I especially enjoyed the term "Eschatological agnostic" meaning it's someone who doesn't understand the end times. Personally, when people ask me about the end times, if we'll get raptured, pre, mid, or post trib, I say, "I believe in the pan theory. When it happens it'll all pan out."
There were a couple of times where I felt the book was repetitious. When I wrote my notes down, the repetitive ideas were at the end, i.e. an idea from chapter 3 was talked about in chapter 9 and 10. (I won't name them, because maybe you won't notice or care) Maybe it was a recap sort of thing and I know all my English teachers always told me to never introduce a new issue at the end of an essay or paper, but the recapping left me thinking, "I heard you say this before, let's talk of other fun and honest things."
There were times where I felt the book glossed over certain bible characters' doubts like a laundry list style. I realize the focus of the book wasn't to do a book report of these people but it would have been nice to spend a little bit more time really understanding their doubt.
The honesty that was apparent in Jason's tone through out the book was refreshing. And the idea of owning up to our doubts as Christians was encouragement for me. So many times in church we're just told to have child like faith and just believe, read your bible, go to church and pray. But I have so many questions and it was a good reminder in the book pointing out that Jesus said to ask, seek and knock (Anybody ever notice the acronym for that is ASK?)

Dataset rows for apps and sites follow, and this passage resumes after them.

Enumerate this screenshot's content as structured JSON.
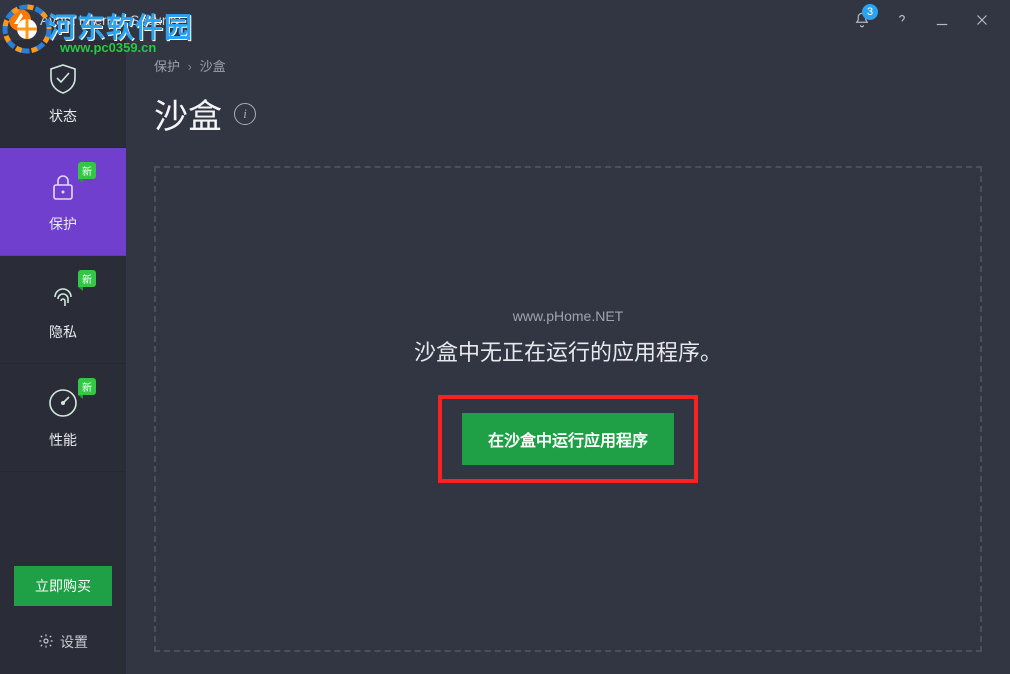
{
  "titlebar": {
    "app_name": "Avast Internet Security",
    "notification_count": "3"
  },
  "watermark": {
    "cn_text": "河东软件园",
    "url_text": "www.pc0359.cn"
  },
  "sidebar": {
    "items": [
      {
        "label": "状态",
        "icon": "shield",
        "badge": ""
      },
      {
        "label": "保护",
        "icon": "lock",
        "badge": "新"
      },
      {
        "label": "隐私",
        "icon": "fingerprint",
        "badge": "新"
      },
      {
        "label": "性能",
        "icon": "gauge",
        "badge": "新"
      }
    ],
    "buy_label": "立即购买",
    "settings_label": "设置"
  },
  "main": {
    "breadcrumb_parent": "保护",
    "breadcrumb_current": "沙盒",
    "title": "沙盒",
    "watermark2": "www.pHome.NET",
    "empty_message": "沙盒中无正在运行的应用程序。",
    "run_button_label": "在沙盒中运行应用程序"
  }
}
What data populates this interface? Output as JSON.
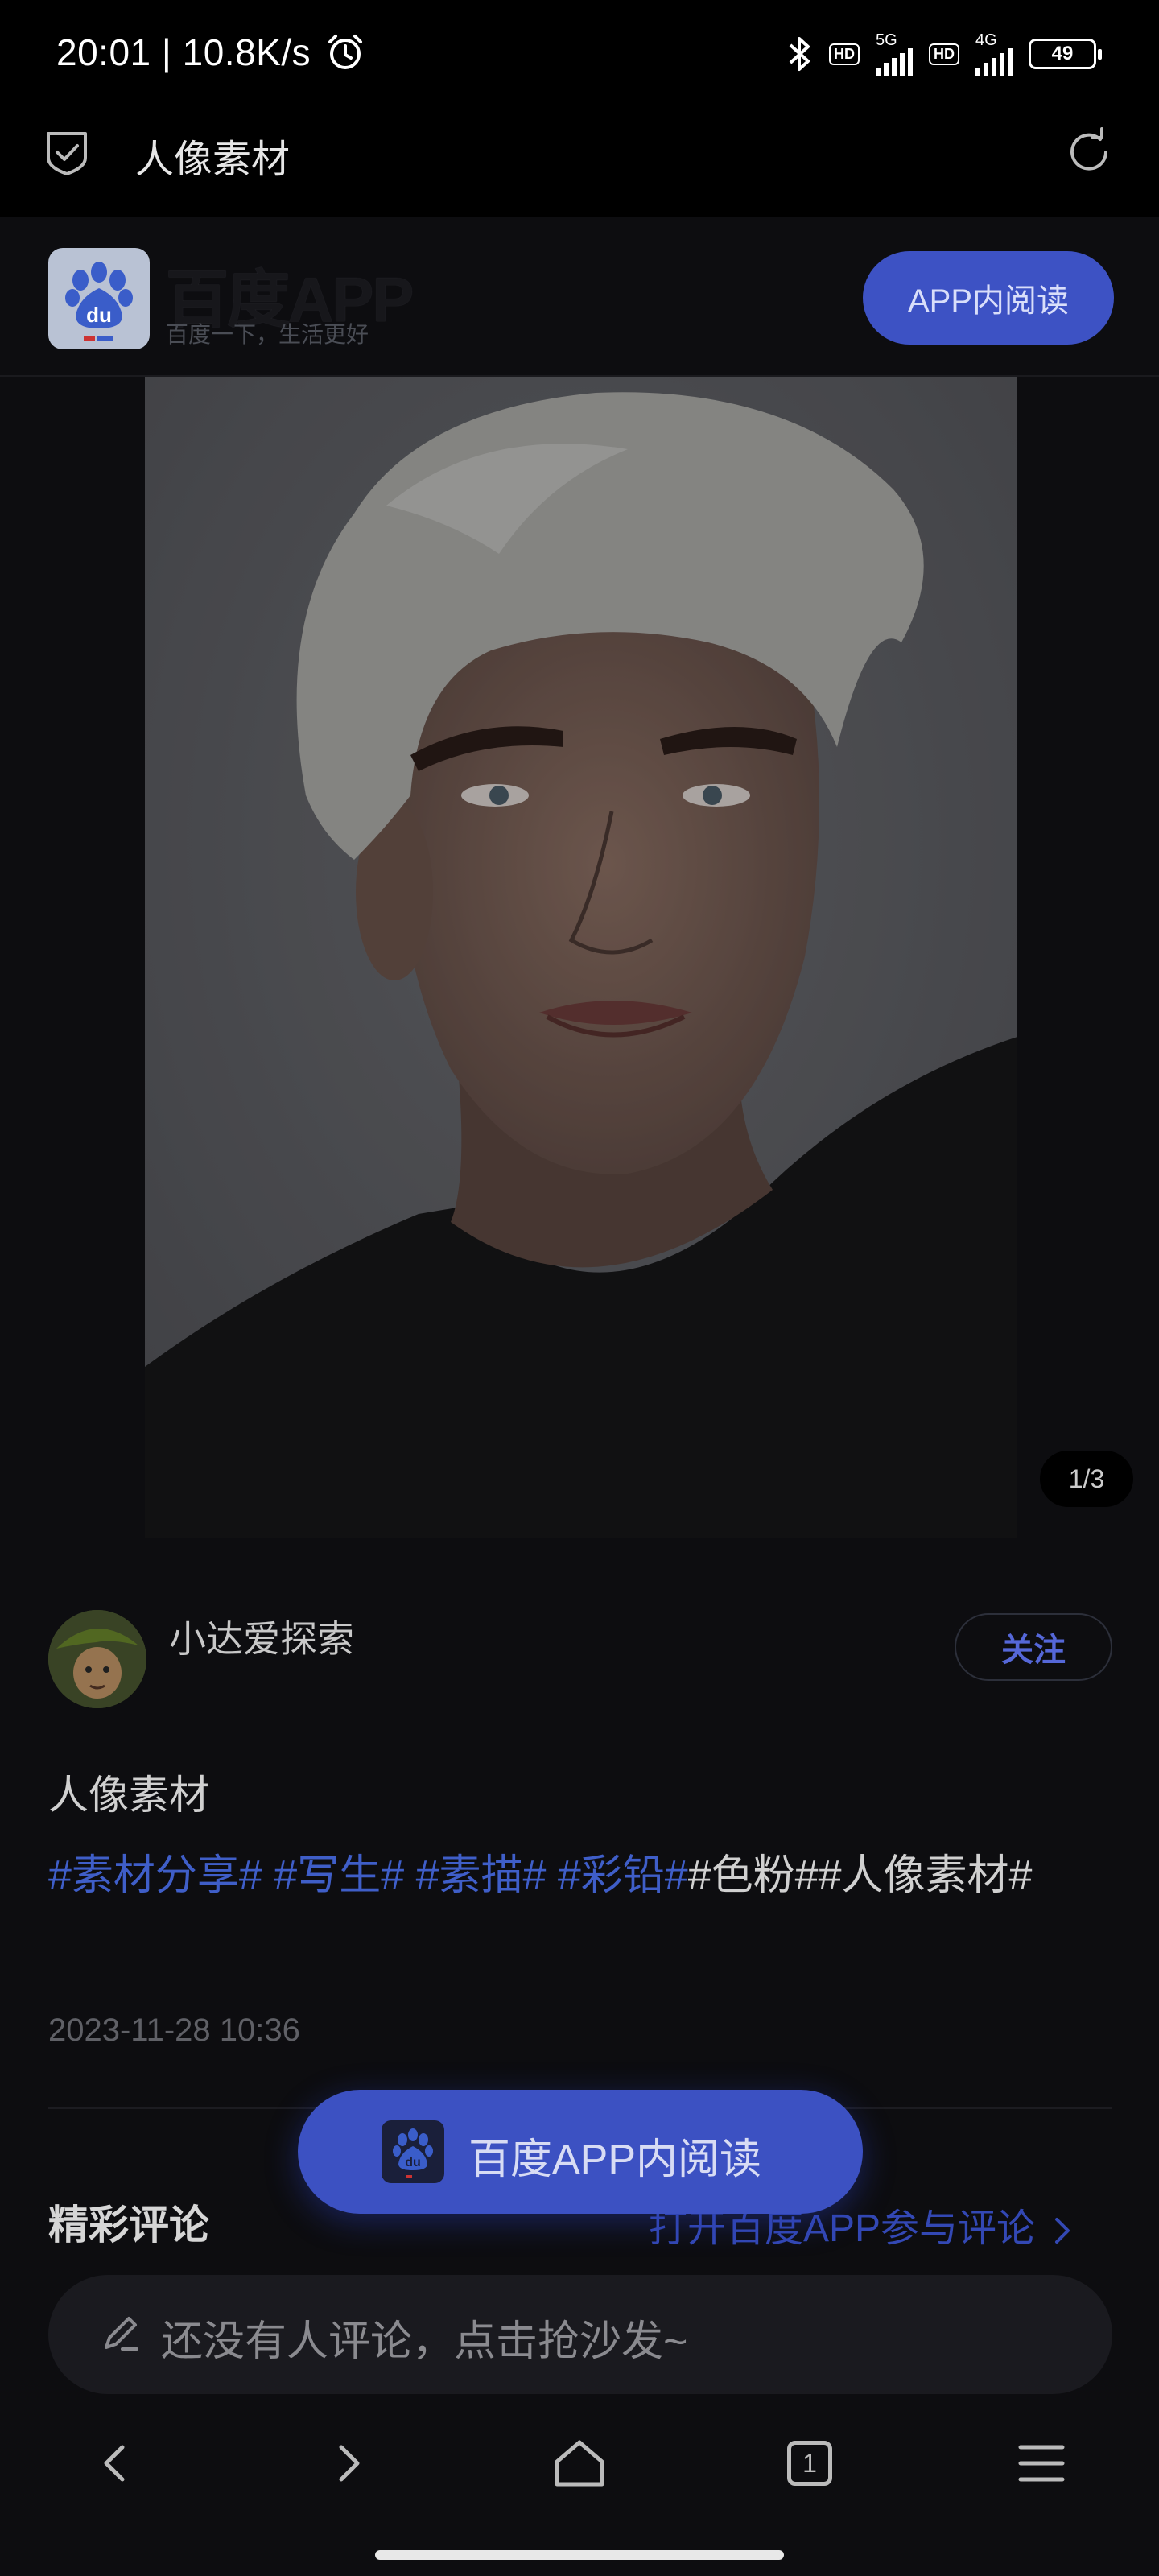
{
  "status_bar": {
    "time": "20:01 | 10.8K/s",
    "hd_label": "HD",
    "network_5g": "5G",
    "network_4g": "4G",
    "battery": "49"
  },
  "title_bar": {
    "title": "人像素材"
  },
  "header": {
    "brand_name": "百度APP",
    "slogan": "百度一下，生活更好",
    "read_in_app": "APP内阅读"
  },
  "gallery": {
    "page_indicator": "1/3",
    "total_images": 3,
    "active_index": 0
  },
  "post": {
    "author": "小达爱探索",
    "follow_label": "关注",
    "title": "人像素材",
    "tags_linked": [
      "#素材分享#",
      "#写生#",
      "#素描#",
      "#彩铅#"
    ],
    "tags_plain": "#色粉##人像素材#",
    "date": "2023-11-28 10:36"
  },
  "comments": {
    "section_title": "精彩评论",
    "open_app_link": "打开百度APP参与评论",
    "placeholder": "还没有人评论，点击抢沙发~"
  },
  "floating_button": {
    "label": "百度APP内阅读"
  },
  "bottom_nav": {
    "tab_count": "1"
  },
  "colors": {
    "accent": "#3d52c4",
    "link": "#3f5ec8",
    "background": "#0d0d10"
  },
  "icons": [
    "shield-check-icon",
    "refresh-icon",
    "baidu-paw-icon",
    "pencil-icon",
    "back-icon",
    "forward-icon",
    "home-icon",
    "tabs-icon",
    "menu-icon",
    "bluetooth-icon",
    "alarm-icon"
  ]
}
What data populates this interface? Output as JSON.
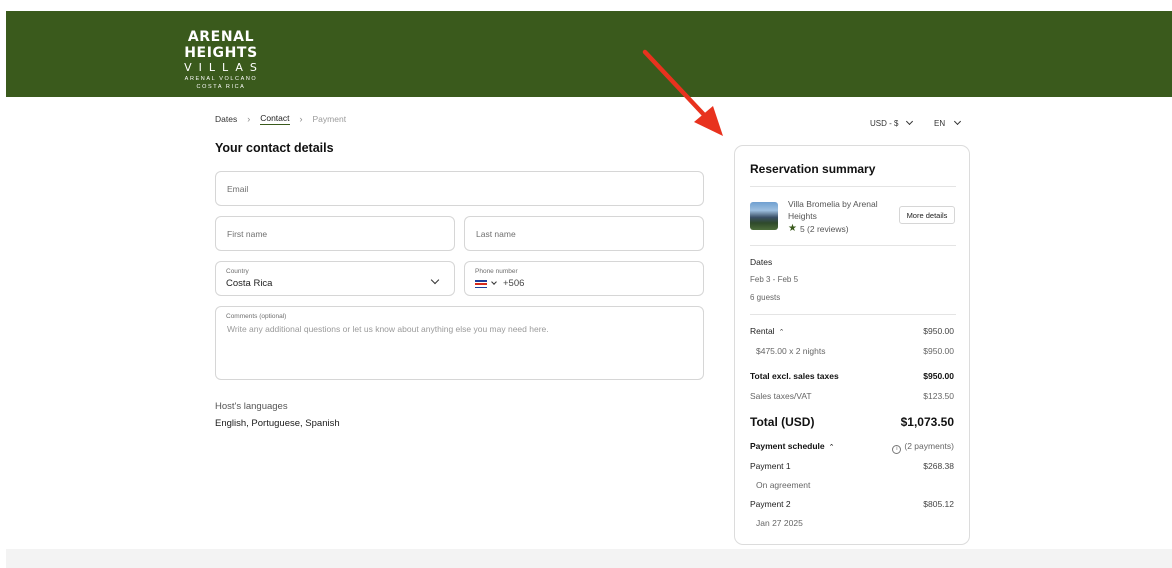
{
  "brand": {
    "line1": "ARENAL HEIGHTS",
    "line2": "VILLAS",
    "line3": "ARENAL VOLCANO",
    "line4": "COSTA RICA",
    "color": "#3a5a1c"
  },
  "breadcrumb": {
    "steps": [
      "Dates",
      "Contact",
      "Payment"
    ],
    "separator": "›",
    "active_step": "Contact"
  },
  "topbar": {
    "currency": "USD - $",
    "language": "EN"
  },
  "form": {
    "title": "Your contact details",
    "email_placeholder": "Email",
    "first_name_placeholder": "First name",
    "last_name_placeholder": "Last name",
    "country_label": "Country",
    "country_value": "Costa Rica",
    "phone_label": "Phone number",
    "phone_code": "+506",
    "phone_flag": "costa-rica-flag",
    "comments_label": "Comments (optional)",
    "comments_placeholder": "Write any additional questions or let us know about anything else you may need here."
  },
  "host_languages": {
    "label": "Host's languages",
    "value": "English, Portuguese, Spanish"
  },
  "summary": {
    "title": "Reservation summary",
    "property_name": "Villa Bromelia by Arenal Heights",
    "rating": "5 (2 reviews)",
    "more_details_label": "More details",
    "dates_label": "Dates",
    "date_range": "Feb 3 - Feb 5",
    "guests": "6 guests",
    "rental_label": "Rental",
    "rental_amount": "$950.00",
    "nightly_label": "$475.00 x 2 nights",
    "nightly_amount": "$950.00",
    "total_excl_label": "Total excl. sales taxes",
    "total_excl_amount": "$950.00",
    "taxes_label": "Sales taxes/VAT",
    "taxes_amount": "$123.50",
    "total_label": "Total (USD)",
    "total_amount": "$1,073.50",
    "schedule_label": "Payment schedule",
    "schedule_count": "(2 payments)",
    "payments": [
      {
        "label": "Payment 1",
        "amount": "$268.38",
        "when": "On agreement"
      },
      {
        "label": "Payment 2",
        "amount": "$805.12",
        "when": "Jan 27 2025"
      }
    ]
  },
  "annotation": {
    "arrow_color": "#e8321e"
  }
}
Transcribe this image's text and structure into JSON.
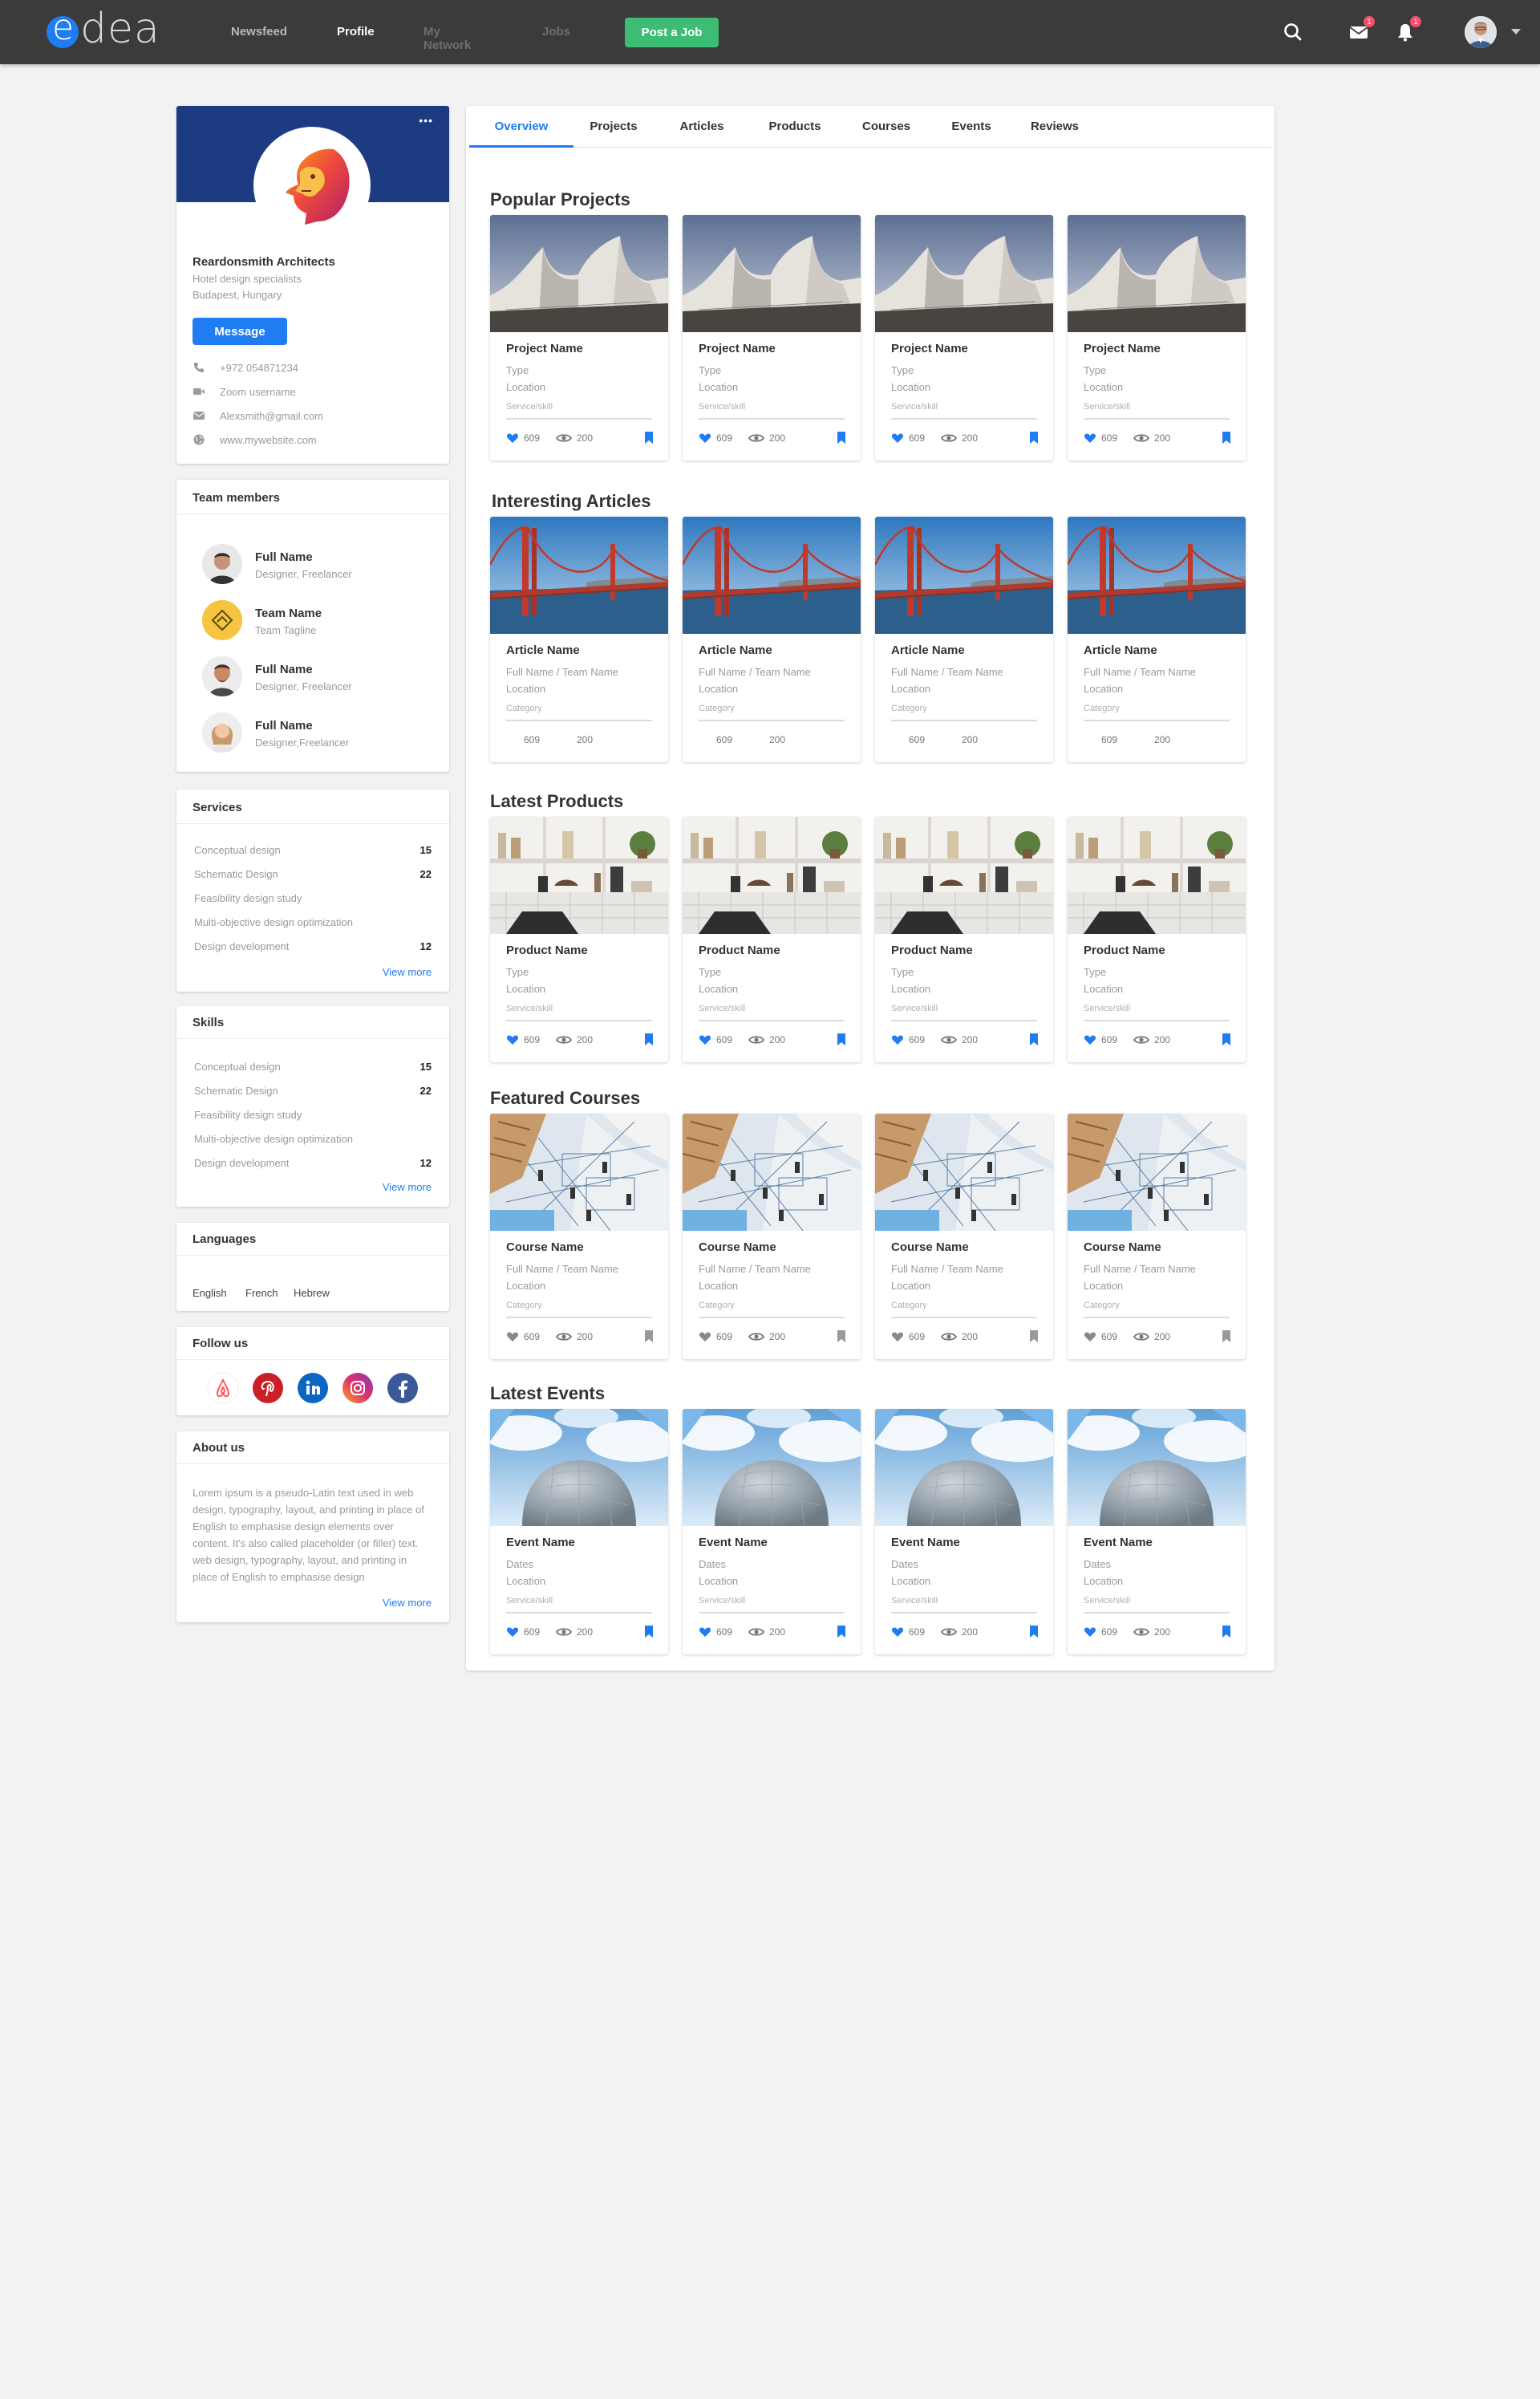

What I can relate to deep in my heart is when he says, "In my life, I struggle with the paralyzing nature of doubt. Why pray if I don't know what good it does? Why lead my small group if I have serious questions about the subject matter? Why address a congregation in a sermon if I'm not even close to figuring anything out? Religious doubt makes me want to sit back and do nothing." This is a great struggle for me because I used to help out with youth but after a couple of months, I shrug my shoulders and say, "What's the point? If I really told them how I was feeling or what I was thinking, I probably wouldn't be allowed to teach."
This book isn't going to remove any of your doubt (which some may think is a negative thing, but I see it as a way of searching out God and who he is, also it's working out our salvation with fear and trembling). But Jason encourages his readers to be real and reminds those of us who do doubt in some way, not to be white washed tombs.
But the best encouragement I got from the book was this:
It's time to get our Kung Fu Grip on!
Most recent customer reviews
I love Jason's honesty and his writing style which infuses humor throughout.Read more